**Exercise description**
Down to the last line, print the data that follows exactly, without its pictures.

**Data records**
+--
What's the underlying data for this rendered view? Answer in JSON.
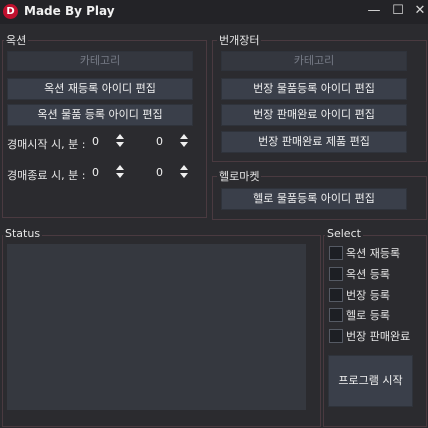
{
  "window": {
    "title": "Made By Play",
    "icon_letter": "D",
    "minimize": "—",
    "maximize": "☐",
    "close": "✕"
  },
  "auction": {
    "title": "옥션",
    "category_button": "카테고리",
    "relist_button": "옥션 재등록 아이디 편집",
    "register_button": "옥션 물품 등록 아이디 편집",
    "start_label": "경매시작 시, 분 :",
    "start_hour": "0",
    "start_minute": "0",
    "end_label": "경매종료 시, 분 :",
    "end_hour": "0",
    "end_minute": "0"
  },
  "bungae": {
    "title": "번개장터",
    "category_button": "카테고리",
    "register_button": "번장 물품등록 아이디 편집",
    "sold_button": "번장 판매완료 아이디 편집",
    "sold_products_button": "번장 판매완료 제품 편집"
  },
  "hello": {
    "title": "헬로마켓",
    "register_button": "헬로 물품등록 아이디 편집"
  },
  "status": {
    "title": "Status"
  },
  "select": {
    "title": "Select",
    "options": [
      {
        "label": "옥션 재등록",
        "checked": false
      },
      {
        "label": "옥션 등록",
        "checked": false
      },
      {
        "label": "번장 등록",
        "checked": false
      },
      {
        "label": "헬로 등록",
        "checked": false
      },
      {
        "label": "번장 판매완료",
        "checked": false
      }
    ],
    "start_button": "프로그램 시작"
  }
}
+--
**Problem solution**
What's the underlying data for this rendered view? Answer in JSON.
{
  "window": {
    "title": "Made By Play",
    "icon_letter": "D",
    "minimize": "—",
    "maximize": "☐",
    "close": "✕"
  },
  "auction": {
    "title": "옥션",
    "category_button": "카테고리",
    "relist_button": "옥션 재등록 아이디 편집",
    "register_button": "옥션 물품 등록 아이디 편집",
    "start_label": "경매시작 시, 분 :",
    "start_hour": "0",
    "start_minute": "0",
    "end_label": "경매종료 시, 분 :",
    "end_hour": "0",
    "end_minute": "0"
  },
  "bungae": {
    "title": "번개장터",
    "category_button": "카테고리",
    "register_button": "번장 물품등록 아이디 편집",
    "sold_button": "번장 판매완료 아이디 편집",
    "sold_products_button": "번장 판매완료 제품 편집"
  },
  "hello": {
    "title": "헬로마켓",
    "register_button": "헬로 물품등록 아이디 편집"
  },
  "status": {
    "title": "Status"
  },
  "select": {
    "title": "Select",
    "options": [
      {
        "label": "옥션 재등록",
        "checked": false
      },
      {
        "label": "옥션 등록",
        "checked": false
      },
      {
        "label": "번장 등록",
        "checked": false
      },
      {
        "label": "헬로 등록",
        "checked": false
      },
      {
        "label": "번장 판매완료",
        "checked": false
      }
    ],
    "start_button": "프로그램 시작"
  }
}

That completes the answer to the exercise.